Ms Denise Han, whose domestic helper was reportedly pressured into paying $145 for a screen protector, posted on Facebook on Friday (Feb 23) evening that EZ Advance Trading Enterprise has given a full refund.
"Thanks all for your concern and advice," said Ms Han, 37.
She said that on Feb 18, her domestic helper went to Lucky Plaza to get a phone screen protector, expecting it to cost $20 at most.
It was only when the protector was placed on the helper's Xiaomi Mi 5s Plus that the store employee told her that she needed to pay $145, reported Chinese-languageevening daily Lianhe Wanbao.
Ms Han said the maid was pressured into forking out the money because the store employee said everything was captured on closed-circuit television camera.
When The Straits Times visited Lucky Plaza on Friday afternoon, shop operators around said they had not heard any complaints about EZ Advance Trading Enterprise.
Store manager of phone store U-First Tel, Mr Steve Yee, said that his most expensive screen protector was a $48 one for the iPhone X. Another store manager, who did not want to be named, said her phone screen protectors cost $20 at most.
EZ Advance Trading Enterprise's manager, who gave his name only as John, told the media earlier that his screen protector cost $145 because of its high quality. When asked why other stores are selling screen protectors for much less, he said: "They are my competitors, they would say that their prices are much lower than mine."
However, he said he was willing to give a full refund to Ms Han's maid because he wanted to close the matter and move on.
Executive director of the Consumers Association of Singapore (Case), Mr Loy York Jiun, said: "Another consumer wrote in to provide feedback about a similar experience with the same shop in 2016, where the staff revealed the price of the screen protector (at $139, inclusive of a one-year warranty) only after pasting the screen protector on his phone.

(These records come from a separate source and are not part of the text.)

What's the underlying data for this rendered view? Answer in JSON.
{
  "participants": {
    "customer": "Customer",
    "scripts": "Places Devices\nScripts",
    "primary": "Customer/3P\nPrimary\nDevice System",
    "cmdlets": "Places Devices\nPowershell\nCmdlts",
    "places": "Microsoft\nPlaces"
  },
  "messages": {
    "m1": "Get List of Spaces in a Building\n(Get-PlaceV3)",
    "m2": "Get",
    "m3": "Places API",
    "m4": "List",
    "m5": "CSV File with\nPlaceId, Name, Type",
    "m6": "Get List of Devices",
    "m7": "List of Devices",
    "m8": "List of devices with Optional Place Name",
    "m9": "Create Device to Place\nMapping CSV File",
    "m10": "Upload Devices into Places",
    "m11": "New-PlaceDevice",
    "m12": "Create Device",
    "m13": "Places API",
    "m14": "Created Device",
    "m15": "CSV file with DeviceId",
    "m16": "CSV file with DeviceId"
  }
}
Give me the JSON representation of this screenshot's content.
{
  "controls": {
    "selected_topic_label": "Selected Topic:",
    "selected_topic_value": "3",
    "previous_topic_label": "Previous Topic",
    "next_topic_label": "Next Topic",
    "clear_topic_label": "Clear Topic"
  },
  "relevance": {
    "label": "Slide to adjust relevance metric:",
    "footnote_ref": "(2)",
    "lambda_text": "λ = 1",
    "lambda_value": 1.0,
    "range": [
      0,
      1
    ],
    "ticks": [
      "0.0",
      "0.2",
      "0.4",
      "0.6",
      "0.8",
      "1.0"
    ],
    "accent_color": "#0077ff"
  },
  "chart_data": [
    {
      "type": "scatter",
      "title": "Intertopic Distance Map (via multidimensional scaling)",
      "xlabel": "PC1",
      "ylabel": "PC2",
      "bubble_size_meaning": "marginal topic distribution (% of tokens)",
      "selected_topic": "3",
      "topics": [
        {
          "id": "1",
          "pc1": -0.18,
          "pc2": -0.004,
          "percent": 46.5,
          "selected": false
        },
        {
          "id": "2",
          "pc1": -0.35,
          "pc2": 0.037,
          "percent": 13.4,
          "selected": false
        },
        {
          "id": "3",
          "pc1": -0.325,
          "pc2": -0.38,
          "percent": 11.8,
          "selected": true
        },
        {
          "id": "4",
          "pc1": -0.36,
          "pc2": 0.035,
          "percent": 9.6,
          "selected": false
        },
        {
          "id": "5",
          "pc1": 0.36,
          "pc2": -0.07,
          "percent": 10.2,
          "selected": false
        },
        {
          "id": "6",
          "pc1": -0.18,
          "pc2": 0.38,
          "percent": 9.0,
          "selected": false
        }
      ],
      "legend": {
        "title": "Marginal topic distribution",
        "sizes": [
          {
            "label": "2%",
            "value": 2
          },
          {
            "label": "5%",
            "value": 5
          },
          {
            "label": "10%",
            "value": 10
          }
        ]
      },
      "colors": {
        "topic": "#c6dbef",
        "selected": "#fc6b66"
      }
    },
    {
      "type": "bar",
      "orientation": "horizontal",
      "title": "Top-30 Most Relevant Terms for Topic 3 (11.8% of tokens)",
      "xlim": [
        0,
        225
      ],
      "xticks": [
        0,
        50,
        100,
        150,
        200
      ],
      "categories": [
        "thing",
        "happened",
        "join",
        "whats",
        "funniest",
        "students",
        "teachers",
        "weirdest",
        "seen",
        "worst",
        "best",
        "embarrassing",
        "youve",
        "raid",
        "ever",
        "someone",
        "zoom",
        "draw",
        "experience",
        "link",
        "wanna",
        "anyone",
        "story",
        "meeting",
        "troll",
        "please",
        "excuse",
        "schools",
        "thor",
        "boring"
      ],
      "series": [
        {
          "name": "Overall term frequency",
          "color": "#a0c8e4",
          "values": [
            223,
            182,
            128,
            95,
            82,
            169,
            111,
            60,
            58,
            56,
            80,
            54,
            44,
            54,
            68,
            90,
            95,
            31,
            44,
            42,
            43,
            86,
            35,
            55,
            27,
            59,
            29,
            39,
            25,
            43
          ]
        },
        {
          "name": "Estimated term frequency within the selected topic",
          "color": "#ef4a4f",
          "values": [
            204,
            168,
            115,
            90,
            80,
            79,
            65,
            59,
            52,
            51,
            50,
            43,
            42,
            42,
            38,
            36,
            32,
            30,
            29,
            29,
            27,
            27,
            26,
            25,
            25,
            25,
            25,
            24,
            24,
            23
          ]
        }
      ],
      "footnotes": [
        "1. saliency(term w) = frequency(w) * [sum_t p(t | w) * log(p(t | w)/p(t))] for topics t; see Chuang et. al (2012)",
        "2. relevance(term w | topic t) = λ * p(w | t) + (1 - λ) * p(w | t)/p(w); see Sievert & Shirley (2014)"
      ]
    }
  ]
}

"The consumer eventually paid $69 for the screen protector after forgoing the one-year warranty."
Mr Loy said: "Case would like to advise consumers to always shop around and compare prices when shopping. They have the right to say 'no' if they do not wish to buy the item. Exerting pressure on a consumer to enter into a transaction is an unfair practice under the Consumer Protection (Fair Trading) Act, and consumers can seek recourse under the Act."
The Straits Times has reached out to Ms Han for comment.